- Available data
——

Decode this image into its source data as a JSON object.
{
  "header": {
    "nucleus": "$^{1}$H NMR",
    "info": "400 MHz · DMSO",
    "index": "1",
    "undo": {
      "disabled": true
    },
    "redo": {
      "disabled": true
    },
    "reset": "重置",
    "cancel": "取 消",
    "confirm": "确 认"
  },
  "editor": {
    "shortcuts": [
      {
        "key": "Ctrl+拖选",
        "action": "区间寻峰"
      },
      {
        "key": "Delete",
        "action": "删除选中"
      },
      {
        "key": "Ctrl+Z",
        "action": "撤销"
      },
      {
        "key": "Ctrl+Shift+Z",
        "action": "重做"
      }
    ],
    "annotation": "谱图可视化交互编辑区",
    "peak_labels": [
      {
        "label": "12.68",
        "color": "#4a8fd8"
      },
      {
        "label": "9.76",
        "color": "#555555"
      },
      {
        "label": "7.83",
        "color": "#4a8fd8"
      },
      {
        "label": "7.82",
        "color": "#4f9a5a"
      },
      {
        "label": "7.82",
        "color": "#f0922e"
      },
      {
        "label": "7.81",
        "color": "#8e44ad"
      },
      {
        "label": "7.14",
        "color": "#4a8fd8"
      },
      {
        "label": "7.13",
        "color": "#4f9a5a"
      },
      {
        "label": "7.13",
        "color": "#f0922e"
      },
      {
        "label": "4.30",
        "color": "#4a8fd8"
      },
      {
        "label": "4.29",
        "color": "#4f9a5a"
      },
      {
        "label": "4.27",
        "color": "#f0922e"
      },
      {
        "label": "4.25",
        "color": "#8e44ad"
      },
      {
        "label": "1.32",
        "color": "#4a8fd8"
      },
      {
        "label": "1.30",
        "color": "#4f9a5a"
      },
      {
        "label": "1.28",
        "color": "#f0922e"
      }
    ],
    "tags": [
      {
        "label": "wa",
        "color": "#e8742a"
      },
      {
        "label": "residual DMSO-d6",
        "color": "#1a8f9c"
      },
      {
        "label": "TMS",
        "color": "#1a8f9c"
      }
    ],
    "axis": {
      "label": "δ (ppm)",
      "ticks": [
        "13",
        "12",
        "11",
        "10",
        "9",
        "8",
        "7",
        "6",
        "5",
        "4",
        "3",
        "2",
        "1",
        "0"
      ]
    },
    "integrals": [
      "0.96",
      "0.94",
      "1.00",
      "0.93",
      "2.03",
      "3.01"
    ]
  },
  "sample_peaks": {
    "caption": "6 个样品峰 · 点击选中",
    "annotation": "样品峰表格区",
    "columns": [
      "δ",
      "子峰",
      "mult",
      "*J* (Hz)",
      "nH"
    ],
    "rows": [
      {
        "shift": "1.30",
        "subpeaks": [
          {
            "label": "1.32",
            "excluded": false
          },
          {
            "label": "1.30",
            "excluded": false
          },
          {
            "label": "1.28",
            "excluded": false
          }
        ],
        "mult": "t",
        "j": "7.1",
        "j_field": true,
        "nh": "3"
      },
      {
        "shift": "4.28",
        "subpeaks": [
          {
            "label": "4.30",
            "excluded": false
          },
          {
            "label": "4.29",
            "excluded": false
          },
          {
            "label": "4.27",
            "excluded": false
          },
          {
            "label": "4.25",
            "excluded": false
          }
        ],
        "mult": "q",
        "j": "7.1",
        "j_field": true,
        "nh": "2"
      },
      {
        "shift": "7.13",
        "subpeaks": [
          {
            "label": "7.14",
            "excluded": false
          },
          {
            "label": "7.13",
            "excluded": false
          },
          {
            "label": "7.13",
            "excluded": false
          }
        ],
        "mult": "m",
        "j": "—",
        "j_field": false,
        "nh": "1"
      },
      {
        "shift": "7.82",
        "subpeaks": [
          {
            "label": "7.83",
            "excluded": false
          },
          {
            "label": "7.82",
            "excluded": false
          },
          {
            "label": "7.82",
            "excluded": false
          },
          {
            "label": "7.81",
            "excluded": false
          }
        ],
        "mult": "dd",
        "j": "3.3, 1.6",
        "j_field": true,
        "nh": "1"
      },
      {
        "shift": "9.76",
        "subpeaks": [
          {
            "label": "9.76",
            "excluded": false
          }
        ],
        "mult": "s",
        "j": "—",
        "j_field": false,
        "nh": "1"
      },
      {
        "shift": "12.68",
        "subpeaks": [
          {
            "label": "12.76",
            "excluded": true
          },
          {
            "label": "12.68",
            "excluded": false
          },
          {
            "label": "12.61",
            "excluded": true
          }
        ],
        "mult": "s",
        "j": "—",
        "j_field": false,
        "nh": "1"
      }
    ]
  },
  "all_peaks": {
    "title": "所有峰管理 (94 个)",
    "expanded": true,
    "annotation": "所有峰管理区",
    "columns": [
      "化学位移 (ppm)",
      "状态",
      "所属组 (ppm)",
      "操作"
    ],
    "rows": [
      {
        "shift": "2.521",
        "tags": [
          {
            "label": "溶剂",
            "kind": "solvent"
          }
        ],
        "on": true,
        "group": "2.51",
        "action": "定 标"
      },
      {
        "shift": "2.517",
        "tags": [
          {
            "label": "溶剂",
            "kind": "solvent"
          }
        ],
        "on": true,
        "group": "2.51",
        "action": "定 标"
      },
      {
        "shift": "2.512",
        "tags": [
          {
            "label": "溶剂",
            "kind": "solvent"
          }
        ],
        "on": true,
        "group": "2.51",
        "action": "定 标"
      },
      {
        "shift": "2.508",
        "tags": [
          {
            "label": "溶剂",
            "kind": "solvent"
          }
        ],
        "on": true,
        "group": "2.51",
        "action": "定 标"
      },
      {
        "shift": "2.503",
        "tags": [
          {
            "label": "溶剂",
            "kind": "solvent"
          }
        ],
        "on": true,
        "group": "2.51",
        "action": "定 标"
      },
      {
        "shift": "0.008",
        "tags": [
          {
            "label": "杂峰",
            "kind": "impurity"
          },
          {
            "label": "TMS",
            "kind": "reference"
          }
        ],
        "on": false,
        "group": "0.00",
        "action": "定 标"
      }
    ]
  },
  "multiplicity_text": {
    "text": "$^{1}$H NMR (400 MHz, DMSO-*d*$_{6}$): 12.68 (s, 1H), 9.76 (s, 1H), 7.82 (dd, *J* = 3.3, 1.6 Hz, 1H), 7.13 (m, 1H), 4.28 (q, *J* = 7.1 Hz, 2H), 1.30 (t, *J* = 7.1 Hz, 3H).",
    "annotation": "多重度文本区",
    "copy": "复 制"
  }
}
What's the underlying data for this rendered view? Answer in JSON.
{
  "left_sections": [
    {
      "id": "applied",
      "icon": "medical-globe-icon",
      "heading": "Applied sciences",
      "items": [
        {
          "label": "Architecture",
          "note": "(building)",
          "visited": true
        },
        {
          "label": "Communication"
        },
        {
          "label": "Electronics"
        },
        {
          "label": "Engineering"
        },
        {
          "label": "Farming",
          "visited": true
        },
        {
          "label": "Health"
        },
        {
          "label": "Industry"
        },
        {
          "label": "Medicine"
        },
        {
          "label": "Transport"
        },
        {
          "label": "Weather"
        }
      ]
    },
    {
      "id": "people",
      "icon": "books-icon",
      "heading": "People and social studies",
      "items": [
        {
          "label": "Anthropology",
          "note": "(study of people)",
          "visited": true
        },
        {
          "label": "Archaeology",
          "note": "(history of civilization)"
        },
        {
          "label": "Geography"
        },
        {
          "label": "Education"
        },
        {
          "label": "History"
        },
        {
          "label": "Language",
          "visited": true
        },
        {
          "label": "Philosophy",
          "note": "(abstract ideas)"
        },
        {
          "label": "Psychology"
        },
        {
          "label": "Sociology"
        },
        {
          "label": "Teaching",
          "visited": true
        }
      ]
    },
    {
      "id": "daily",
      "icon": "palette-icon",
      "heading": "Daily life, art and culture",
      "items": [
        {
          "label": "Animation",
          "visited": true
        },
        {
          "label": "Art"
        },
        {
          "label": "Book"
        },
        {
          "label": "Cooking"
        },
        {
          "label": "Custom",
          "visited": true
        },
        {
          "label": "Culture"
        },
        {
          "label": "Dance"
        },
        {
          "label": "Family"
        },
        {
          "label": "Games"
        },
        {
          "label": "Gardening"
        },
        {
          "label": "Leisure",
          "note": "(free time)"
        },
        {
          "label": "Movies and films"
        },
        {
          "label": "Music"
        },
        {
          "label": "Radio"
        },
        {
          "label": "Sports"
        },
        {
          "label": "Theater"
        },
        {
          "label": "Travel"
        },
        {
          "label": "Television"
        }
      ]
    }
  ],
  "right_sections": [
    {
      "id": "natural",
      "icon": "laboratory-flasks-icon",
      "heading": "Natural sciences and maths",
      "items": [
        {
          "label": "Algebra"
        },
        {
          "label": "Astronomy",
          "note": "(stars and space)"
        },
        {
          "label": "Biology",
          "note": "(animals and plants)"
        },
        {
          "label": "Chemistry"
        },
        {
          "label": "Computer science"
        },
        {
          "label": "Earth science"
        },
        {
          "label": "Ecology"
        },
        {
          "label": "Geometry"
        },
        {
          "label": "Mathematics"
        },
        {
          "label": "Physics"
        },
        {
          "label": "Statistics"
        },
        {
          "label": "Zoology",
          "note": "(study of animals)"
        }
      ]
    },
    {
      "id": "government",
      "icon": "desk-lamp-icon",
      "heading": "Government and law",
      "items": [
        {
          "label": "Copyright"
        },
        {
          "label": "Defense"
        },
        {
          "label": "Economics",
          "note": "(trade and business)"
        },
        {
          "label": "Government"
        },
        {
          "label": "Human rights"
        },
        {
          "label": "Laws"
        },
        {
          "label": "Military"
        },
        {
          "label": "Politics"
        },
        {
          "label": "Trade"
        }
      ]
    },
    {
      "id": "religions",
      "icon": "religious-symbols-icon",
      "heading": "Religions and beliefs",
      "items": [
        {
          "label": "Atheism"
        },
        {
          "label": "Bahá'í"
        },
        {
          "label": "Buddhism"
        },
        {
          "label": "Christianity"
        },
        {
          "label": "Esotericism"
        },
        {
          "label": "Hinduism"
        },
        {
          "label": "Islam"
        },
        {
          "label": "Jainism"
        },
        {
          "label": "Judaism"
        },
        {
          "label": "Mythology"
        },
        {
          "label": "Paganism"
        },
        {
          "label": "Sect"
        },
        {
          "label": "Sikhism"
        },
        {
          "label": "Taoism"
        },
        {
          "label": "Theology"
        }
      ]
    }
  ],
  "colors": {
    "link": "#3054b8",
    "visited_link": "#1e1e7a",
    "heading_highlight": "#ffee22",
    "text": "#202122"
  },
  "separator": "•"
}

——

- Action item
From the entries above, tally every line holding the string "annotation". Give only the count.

- Solved problem
4